Definition of "rhetoric" []

  • The art or study of using language effectively and persuasively. (noun)
  • A treatise or book discussing this art. (noun)
  • Skill in using language effectively and persuasively. (noun)
  • A style of speaking or writing, especially the language of a particular subject: fiery political rhetoric. (noun)
  • Language that is elaborate, pretentious, insincere, or intellectually vacuous: His offers of compromise were mere rhetoric. (noun)
  • The study of the technique of using language effectively (noun)

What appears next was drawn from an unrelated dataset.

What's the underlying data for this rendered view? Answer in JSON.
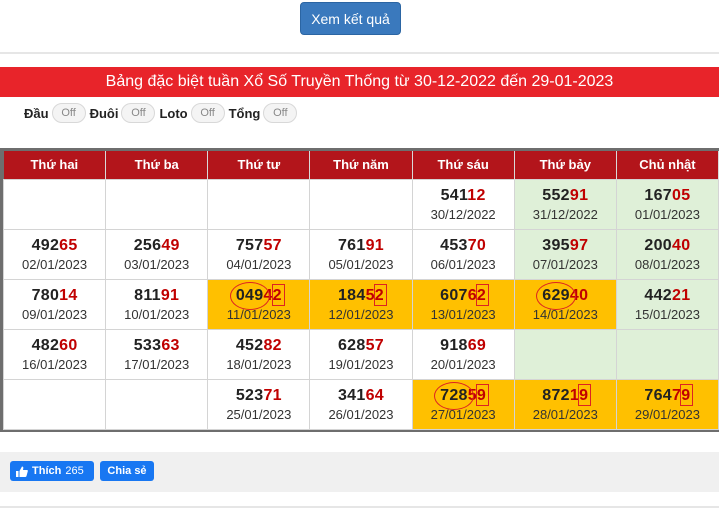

American Heritage(R) Dictionary of the English Language, Fifth Edition. Copyright (c) 2011 by Houghton Mifflin Harcourt Publishing Company. Published by Houghton Mifflin Harcourt Publishing Company. All rights reserved.

  • The art of using speech to persuade, influence, or please; oratory (noun)
  • Excessive use of ornamentation and contrivance in spoken or written discourse; bombast (noun)
  • Speech or discourse that pretends to significance but lacks true meaning (noun) (c) HarperCollins Publishers Ltd 2016

Use "rhetoric" in a sentence
  • "For instance, if you heard a man say, 'The _rhetoric_ of Cicero is not fitted to challenge much interest,' you might naturally understand it of the particular style and rhetorical colouring -- which was taxed with being florid; nay, Rhodian; nay, even Asiatic -- that characterizes that great orator's compositions; or, again, the context might so restrain the word as to _force_ it into meaning the particular system or theory of rhetoric addressed to"
  • "Avoiding a shift to the right in rhetoric is neither a matter of principle nor honor, so he felt free to do so in order to win re-election."
  • "Even though he personally does not think much of ID, his anti-Darwin rhetoric is a big part of ID."